# ABOUT THIS EXERCISE:
Could you write out the records below exactly, without omitting a line?
★ ★ ★ ★ ★
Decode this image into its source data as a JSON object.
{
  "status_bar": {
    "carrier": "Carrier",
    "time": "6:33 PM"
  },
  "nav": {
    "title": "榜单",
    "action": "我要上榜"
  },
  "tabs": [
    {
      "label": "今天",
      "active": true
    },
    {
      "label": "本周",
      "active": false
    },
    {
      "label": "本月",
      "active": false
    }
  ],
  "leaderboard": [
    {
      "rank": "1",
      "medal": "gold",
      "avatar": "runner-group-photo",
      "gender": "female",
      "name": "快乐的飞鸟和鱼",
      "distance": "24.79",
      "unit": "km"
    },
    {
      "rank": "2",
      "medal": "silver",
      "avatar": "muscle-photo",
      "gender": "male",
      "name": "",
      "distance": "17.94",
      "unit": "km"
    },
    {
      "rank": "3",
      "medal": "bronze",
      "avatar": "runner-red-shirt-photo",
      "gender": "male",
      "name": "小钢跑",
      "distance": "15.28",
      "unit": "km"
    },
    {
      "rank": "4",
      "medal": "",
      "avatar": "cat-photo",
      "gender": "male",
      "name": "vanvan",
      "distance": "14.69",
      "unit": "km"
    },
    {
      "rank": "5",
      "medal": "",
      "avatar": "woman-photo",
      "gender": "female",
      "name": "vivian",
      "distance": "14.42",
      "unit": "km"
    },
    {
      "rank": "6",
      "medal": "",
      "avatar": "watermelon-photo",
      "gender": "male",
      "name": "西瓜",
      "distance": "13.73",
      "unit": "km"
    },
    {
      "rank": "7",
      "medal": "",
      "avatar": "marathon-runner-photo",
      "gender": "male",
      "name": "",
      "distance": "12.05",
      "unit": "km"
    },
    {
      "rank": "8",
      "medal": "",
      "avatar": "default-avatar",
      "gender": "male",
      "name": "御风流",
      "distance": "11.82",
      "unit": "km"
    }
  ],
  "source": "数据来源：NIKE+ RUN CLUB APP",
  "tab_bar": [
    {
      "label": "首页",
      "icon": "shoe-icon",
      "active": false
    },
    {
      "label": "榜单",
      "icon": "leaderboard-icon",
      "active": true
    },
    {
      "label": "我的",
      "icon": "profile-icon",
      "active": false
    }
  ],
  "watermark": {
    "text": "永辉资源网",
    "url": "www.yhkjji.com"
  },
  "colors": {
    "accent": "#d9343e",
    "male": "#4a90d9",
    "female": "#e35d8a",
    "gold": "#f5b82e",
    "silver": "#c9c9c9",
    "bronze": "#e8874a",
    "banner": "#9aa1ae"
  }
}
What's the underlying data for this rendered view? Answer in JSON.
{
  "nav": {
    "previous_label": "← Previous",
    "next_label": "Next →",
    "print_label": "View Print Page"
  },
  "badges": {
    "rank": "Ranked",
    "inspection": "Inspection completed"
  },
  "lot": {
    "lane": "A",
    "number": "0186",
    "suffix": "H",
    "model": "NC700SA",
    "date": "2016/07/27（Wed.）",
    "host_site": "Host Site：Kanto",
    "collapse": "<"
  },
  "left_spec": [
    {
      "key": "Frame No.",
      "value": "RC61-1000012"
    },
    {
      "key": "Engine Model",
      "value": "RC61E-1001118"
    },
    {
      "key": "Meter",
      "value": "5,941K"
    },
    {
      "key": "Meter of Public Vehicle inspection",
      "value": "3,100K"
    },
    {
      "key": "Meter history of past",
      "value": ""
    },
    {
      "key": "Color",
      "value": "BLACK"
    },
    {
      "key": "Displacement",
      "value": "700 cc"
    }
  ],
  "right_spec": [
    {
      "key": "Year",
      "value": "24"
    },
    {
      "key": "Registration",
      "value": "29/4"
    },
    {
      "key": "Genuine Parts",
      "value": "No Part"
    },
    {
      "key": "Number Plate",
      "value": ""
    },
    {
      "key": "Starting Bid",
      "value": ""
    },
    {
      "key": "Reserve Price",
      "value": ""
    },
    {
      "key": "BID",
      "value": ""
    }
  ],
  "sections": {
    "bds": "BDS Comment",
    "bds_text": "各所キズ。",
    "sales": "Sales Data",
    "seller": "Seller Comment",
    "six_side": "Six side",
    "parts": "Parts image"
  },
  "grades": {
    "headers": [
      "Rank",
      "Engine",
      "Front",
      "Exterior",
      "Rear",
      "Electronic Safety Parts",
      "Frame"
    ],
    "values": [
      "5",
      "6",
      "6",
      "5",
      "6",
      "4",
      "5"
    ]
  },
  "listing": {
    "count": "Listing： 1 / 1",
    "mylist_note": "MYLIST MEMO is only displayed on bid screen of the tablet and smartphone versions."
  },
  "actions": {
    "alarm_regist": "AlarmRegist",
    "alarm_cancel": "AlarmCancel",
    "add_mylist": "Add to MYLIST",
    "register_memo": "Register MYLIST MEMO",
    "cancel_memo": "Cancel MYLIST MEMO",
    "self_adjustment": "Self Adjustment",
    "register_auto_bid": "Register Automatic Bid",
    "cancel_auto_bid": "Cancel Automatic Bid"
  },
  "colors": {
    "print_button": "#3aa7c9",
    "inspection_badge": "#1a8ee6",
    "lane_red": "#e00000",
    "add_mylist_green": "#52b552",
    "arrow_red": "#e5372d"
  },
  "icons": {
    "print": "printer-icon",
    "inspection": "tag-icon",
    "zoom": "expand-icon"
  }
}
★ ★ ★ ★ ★
# ANSWER SPACE:
Decode this image into its source data as a JSON object.
{
  "status_bar": {
    "carrier": "Carrier",
    "time": "6:33 PM"
  },
  "nav": {
    "title": "榜单",
    "action": "我要上榜"
  },
  "tabs": [
    {
      "label": "今天",
      "active": true
    },
    {
      "label": "本周",
      "active": false
    },
    {
      "label": "本月",
      "active": false
    }
  ],
  "leaderboard": [
    {
      "rank": "1",
      "medal": "gold",
      "avatar": "runner-group-photo",
      "gender": "female",
      "name": "快乐的飞鸟和鱼",
      "distance": "24.79",
      "unit": "km"
    },
    {
      "rank": "2",
      "medal": "silver",
      "avatar": "muscle-photo",
      "gender": "male",
      "name": "",
      "distance": "17.94",
      "unit": "km"
    },
    {
      "rank": "3",
      "medal": "bronze",
      "avatar": "runner-red-shirt-photo",
      "gender": "male",
      "name": "小钢跑",
      "distance": "15.28",
      "unit": "km"
    },
    {
      "rank": "4",
      "medal": "",
      "avatar": "cat-photo",
      "gender": "male",
      "name": "vanvan",
      "distance": "14.69",
      "unit": "km"
    },
    {
      "rank": "5",
      "medal": "",
      "avatar": "woman-photo",
      "gender": "female",
      "name": "vivian",
      "distance": "14.42",
      "unit": "km"
    },
    {
      "rank": "6",
      "medal": "",
      "avatar": "watermelon-photo",
      "gender": "male",
      "name": "西瓜",
      "distance": "13.73",
      "unit": "km"
    },
    {
      "rank": "7",
      "medal": "",
      "avatar": "marathon-runner-photo",
      "gender": "male",
      "name": "",
      "distance": "12.05",
      "unit": "km"
    },
    {
      "rank": "8",
      "medal": "",
      "avatar": "default-avatar",
      "gender": "male",
      "name": "御风流",
      "distance": "11.82",
      "unit": "km"
    }
  ],
  "source": "数据来源：NIKE+ RUN CLUB APP",
  "tab_bar": [
    {
      "label": "首页",
      "icon": "shoe-icon",
      "active": false
    },
    {
      "label": "榜单",
      "icon": "leaderboard-icon",
      "active": true
    },
    {
      "label": "我的",
      "icon": "profile-icon",
      "active": false
    }
  ],
  "watermark": {
    "text": "永辉资源网",
    "url": "www.yhkjji.com"
  },
  "colors": {
    "accent": "#d9343e",
    "male": "#4a90d9",
    "female": "#e35d8a",
    "gold": "#f5b82e",
    "silver": "#c9c9c9",
    "bronze": "#e8874a",
    "banner": "#9aa1ae"
  }
}
What's the underlying data for this rendered view? Answer in JSON.
{
  "nav": {
    "previous_label": "← Previous",
    "next_label": "Next →",
    "print_label": "View Print Page"
  },
  "badges": {
    "rank": "Ranked",
    "inspection": "Inspection completed"
  },
  "lot": {
    "lane": "A",
    "number": "0186",
    "suffix": "H",
    "model": "NC700SA",
    "date": "2016/07/27（Wed.）",
    "host_site": "Host Site：Kanto",
    "collapse": "<"
  },
  "left_spec": [
    {
      "key": "Frame No.",
      "value": "RC61-1000012"
    },
    {
      "key": "Engine Model",
      "value": "RC61E-1001118"
    },
    {
      "key": "Meter",
      "value": "5,941K"
    },
    {
      "key": "Meter of Public Vehicle inspection",
      "value": "3,100K"
    },
    {
      "key": "Meter history of past",
      "value": ""
    },
    {
      "key": "Color",
      "value": "BLACK"
    },
    {
      "key": "Displacement",
      "value": "700 cc"
    }
  ],
  "right_spec": [
    {
      "key": "Year",
      "value": "24"
    },
    {
      "key": "Registration",
      "value": "29/4"
    },
    {
      "key": "Genuine Parts",
      "value": "No Part"
    },
    {
      "key": "Number Plate",
      "value": ""
    },
    {
      "key": "Starting Bid",
      "value": ""
    },
    {
      "key": "Reserve Price",
      "value": ""
    },
    {
      "key": "BID",
      "value": ""
    }
  ],
  "sections": {
    "bds": "BDS Comment",
    "bds_text": "各所キズ。",
    "sales": "Sales Data",
    "seller": "Seller Comment",
    "six_side": "Six side",
    "parts": "Parts image"
  },
  "grades": {
    "headers": [
      "Rank",
      "Engine",
      "Front",
      "Exterior",
      "Rear",
      "Electronic Safety Parts",
      "Frame"
    ],
    "values": [
      "5",
      "6",
      "6",
      "5",
      "6",
      "4",
      "5"
    ]
  },
  "listing": {
    "count": "Listing： 1 / 1",
    "mylist_note": "MYLIST MEMO is only displayed on bid screen of the tablet and smartphone versions."
  },
  "actions": {
    "alarm_regist": "AlarmRegist",
    "alarm_cancel": "AlarmCancel",
    "add_mylist": "Add to MYLIST",
    "register_memo": "Register MYLIST MEMO",
    "cancel_memo": "Cancel MYLIST MEMO",
    "self_adjustment": "Self Adjustment",
    "register_auto_bid": "Register Automatic Bid",
    "cancel_auto_bid": "Cancel Automatic Bid"
  },
  "colors": {
    "print_button": "#3aa7c9",
    "inspection_badge": "#1a8ee6",
    "lane_red": "#e00000",
    "add_mylist_green": "#52b552",
    "arrow_red": "#e5372d"
  },
  "icons": {
    "print": "printer-icon",
    "inspection": "tag-icon",
    "zoom": "expand-icon"
  }
}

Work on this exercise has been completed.